I had a suspicion I was eating a lot more of all three things than I realized, and judging by the way my pants have been fitting I need to stop.

Only three days into Lent, and I hear the inner negotiations. Cinnamon rolls aren’t cake, or cookies,  so they are okay. Ditto yesterday’s hot fudge sundae. Toast slathered with strawberry jam isn’t cake or cookie, so it’s okay. Today’s thought: Amish Friend Bread, coated with glaze and beefed up with oatmeal, isn’t cake, it’s bread. So it’s okay.

What this tells me: I like sweets and I have trouble saying no to them.

The subtext, and what I think I should be getting out of this exercise: I am wretched at self-denial.

How many other things do I do that with? I am watching my spending so I have more to give our church…except for the $6 dress at Target. And the lunch I forgot to pack so I had to buy in the City ($9). It adds up. Just like all the sweet stuff.

So I see this is going to be a journey, like it always seems to be with me. I’m clearly not a fast learner in the spiritual realm. I have to ingest slowly. Process a bit. I’m going to work on being more aware, and progress to more control. I could use some generalized application in that area too – my words, my thoughts…I need to be aware.

So as I work to control my rampant sweet tooth, I’m hoping the ability transfers to a whole lot of other things. Not because I’m on a diet (although that wouldn’t go amiss) or because I’m worried about my health (I’m not really) but because I need to be more purposeful in my decisions and my choices.
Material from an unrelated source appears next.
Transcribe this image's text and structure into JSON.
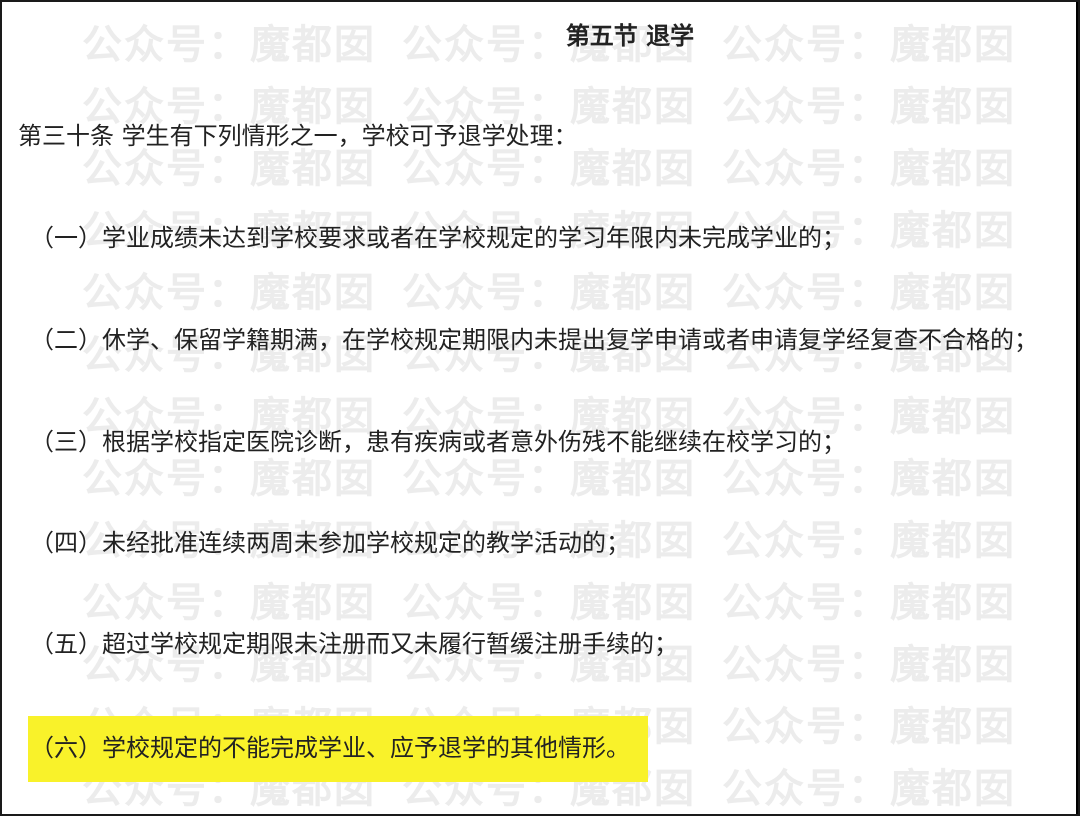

Catching myself red-handed negotiating over sweets is a good start.